* _Your goal_
Word for word, repeat all of the entries.

* _Input records_

──────────────────────────────

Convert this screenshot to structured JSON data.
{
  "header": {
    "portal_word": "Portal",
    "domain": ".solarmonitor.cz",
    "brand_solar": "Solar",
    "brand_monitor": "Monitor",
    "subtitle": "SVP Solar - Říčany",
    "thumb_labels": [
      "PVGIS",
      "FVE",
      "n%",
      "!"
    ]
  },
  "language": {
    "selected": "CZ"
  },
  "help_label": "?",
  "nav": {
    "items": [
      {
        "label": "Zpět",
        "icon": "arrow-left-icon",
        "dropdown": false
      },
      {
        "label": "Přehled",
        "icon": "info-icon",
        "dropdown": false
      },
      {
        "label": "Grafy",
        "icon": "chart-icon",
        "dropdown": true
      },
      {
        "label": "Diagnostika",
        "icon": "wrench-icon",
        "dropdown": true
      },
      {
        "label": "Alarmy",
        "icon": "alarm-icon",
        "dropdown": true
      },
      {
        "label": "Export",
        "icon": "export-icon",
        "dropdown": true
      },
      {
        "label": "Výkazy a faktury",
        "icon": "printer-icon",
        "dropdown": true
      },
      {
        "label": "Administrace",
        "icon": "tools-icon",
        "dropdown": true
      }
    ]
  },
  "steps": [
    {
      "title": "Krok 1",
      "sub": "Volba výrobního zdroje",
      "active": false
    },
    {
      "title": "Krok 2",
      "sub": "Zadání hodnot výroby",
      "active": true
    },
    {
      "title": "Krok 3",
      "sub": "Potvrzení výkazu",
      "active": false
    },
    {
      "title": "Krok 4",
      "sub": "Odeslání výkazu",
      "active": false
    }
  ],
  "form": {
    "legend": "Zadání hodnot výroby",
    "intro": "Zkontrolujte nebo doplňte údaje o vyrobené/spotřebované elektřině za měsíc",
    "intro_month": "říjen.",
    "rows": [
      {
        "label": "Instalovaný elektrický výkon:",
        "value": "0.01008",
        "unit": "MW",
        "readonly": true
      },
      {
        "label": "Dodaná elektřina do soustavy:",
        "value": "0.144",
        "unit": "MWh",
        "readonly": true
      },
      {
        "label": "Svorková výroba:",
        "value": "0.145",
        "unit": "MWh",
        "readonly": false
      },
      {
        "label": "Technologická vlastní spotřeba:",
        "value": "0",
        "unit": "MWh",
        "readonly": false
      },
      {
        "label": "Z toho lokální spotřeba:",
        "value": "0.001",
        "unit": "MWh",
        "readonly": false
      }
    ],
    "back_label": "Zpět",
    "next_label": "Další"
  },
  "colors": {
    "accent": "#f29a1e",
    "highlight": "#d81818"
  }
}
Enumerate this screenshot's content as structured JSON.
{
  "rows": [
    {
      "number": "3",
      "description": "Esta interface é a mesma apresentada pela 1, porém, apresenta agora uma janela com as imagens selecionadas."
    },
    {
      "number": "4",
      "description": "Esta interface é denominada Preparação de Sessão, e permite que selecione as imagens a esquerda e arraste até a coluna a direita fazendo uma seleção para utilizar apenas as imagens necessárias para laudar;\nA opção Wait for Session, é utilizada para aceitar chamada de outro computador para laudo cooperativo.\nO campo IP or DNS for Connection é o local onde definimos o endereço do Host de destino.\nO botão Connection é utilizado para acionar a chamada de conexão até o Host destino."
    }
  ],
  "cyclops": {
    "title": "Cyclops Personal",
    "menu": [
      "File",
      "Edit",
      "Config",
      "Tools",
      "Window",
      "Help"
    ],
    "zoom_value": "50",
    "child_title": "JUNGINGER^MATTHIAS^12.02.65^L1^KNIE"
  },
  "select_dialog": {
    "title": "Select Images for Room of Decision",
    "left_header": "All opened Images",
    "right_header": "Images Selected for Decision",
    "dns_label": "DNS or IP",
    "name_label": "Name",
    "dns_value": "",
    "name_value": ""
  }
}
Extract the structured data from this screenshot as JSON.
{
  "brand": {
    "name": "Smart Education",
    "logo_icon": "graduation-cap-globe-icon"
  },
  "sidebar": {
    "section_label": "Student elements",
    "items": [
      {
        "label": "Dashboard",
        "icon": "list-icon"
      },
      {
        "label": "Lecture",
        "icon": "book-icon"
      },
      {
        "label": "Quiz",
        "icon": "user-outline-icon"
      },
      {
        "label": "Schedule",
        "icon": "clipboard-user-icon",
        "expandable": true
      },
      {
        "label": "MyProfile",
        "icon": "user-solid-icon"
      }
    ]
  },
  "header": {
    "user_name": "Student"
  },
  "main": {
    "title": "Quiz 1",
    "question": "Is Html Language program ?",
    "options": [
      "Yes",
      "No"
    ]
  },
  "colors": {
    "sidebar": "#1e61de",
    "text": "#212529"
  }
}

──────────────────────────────

* _Result of this task_
Convert this screenshot to structured JSON data.
{
  "header": {
    "portal_word": "Portal",
    "domain": ".solarmonitor.cz",
    "brand_solar": "Solar",
    "brand_monitor": "Monitor",
    "subtitle": "SVP Solar - Říčany",
    "thumb_labels": [
      "PVGIS",
      "FVE",
      "n%",
      "!"
    ]
  },
  "language": {
    "selected": "CZ"
  },
  "help_label": "?",
  "nav": {
    "items": [
      {
        "label": "Zpět",
        "icon": "arrow-left-icon",
        "dropdown": false
      },
      {
        "label": "Přehled",
        "icon": "info-icon",
        "dropdown": false
      },
      {
        "label": "Grafy",
        "icon": "chart-icon",
        "dropdown": true
      },
      {
        "label": "Diagnostika",
        "icon": "wrench-icon",
        "dropdown": true
      },
      {
        "label": "Alarmy",
        "icon": "alarm-icon",
        "dropdown": true
      },
      {
        "label": "Export",
        "icon": "export-icon",
        "dropdown": true
      },
      {
        "label": "Výkazy a faktury",
        "icon": "printer-icon",
        "dropdown": true
      },
      {
        "label": "Administrace",
        "icon": "tools-icon",
        "dropdown": true
      }
    ]
  },
  "steps": [
    {
      "title": "Krok 1",
      "sub": "Volba výrobního zdroje",
      "active": false
    },
    {
      "title": "Krok 2",
      "sub": "Zadání hodnot výroby",
      "active": true
    },
    {
      "title": "Krok 3",
      "sub": "Potvrzení výkazu",
      "active": false
    },
    {
      "title": "Krok 4",
      "sub": "Odeslání výkazu",
      "active": false
    }
  ],
  "form": {
    "legend": "Zadání hodnot výroby",
    "intro": "Zkontrolujte nebo doplňte údaje o vyrobené/spotřebované elektřině za měsíc",
    "intro_month": "říjen.",
    "rows": [
      {
        "label": "Instalovaný elektrický výkon:",
        "value": "0.01008",
        "unit": "MW",
        "readonly": true
      },
      {
        "label": "Dodaná elektřina do soustavy:",
        "value": "0.144",
        "unit": "MWh",
        "readonly": true
      },
      {
        "label": "Svorková výroba:",
        "value": "0.145",
        "unit": "MWh",
        "readonly": false
      },
      {
        "label": "Technologická vlastní spotřeba:",
        "value": "0",
        "unit": "MWh",
        "readonly": false
      },
      {
        "label": "Z toho lokální spotřeba:",
        "value": "0.001",
        "unit": "MWh",
        "readonly": false
      }
    ],
    "back_label": "Zpět",
    "next_label": "Další"
  },
  "colors": {
    "accent": "#f29a1e",
    "highlight": "#d81818"
  }
}
Enumerate this screenshot's content as structured JSON.
{
  "rows": [
    {
      "number": "3",
      "description": "Esta interface é a mesma apresentada pela 1, porém, apresenta agora uma janela com as imagens selecionadas."
    },
    {
      "number": "4",
      "description": "Esta interface é denominada Preparação de Sessão, e permite que selecione as imagens a esquerda e arraste até a coluna a direita fazendo uma seleção para utilizar apenas as imagens necessárias para laudar;\nA opção Wait for Session, é utilizada para aceitar chamada de outro computador para laudo cooperativo.\nO campo IP or DNS for Connection é o local onde definimos o endereço do Host de destino.\nO botão Connection é utilizado para acionar a chamada de conexão até o Host destino."
    }
  ],
  "cyclops": {
    "title": "Cyclops Personal",
    "menu": [
      "File",
      "Edit",
      "Config",
      "Tools",
      "Window",
      "Help"
    ],
    "zoom_value": "50",
    "child_title": "JUNGINGER^MATTHIAS^12.02.65^L1^KNIE"
  },
  "select_dialog": {
    "title": "Select Images for Room of Decision",
    "left_header": "All opened Images",
    "right_header": "Images Selected for Decision",
    "dns_label": "DNS or IP",
    "name_label": "Name",
    "dns_value": "",
    "name_value": ""
  }
}
Extract the structured data from this screenshot as JSON.
{
  "brand": {
    "name": "Smart Education",
    "logo_icon": "graduation-cap-globe-icon"
  },
  "sidebar": {
    "section_label": "Student elements",
    "items": [
      {
        "label": "Dashboard",
        "icon": "list-icon"
      },
      {
        "label": "Lecture",
        "icon": "book-icon"
      },
      {
        "label": "Quiz",
        "icon": "user-outline-icon"
      },
      {
        "label": "Schedule",
        "icon": "clipboard-user-icon",
        "expandable": true
      },
      {
        "label": "MyProfile",
        "icon": "user-solid-icon"
      }
    ]
  },
  "header": {
    "user_name": "Student"
  },
  "main": {
    "title": "Quiz 1",
    "question": "Is Html Language program ?",
    "options": [
      "Yes",
      "No"
    ]
  },
  "colors": {
    "sidebar": "#1e61de",
    "text": "#212529"
  }
}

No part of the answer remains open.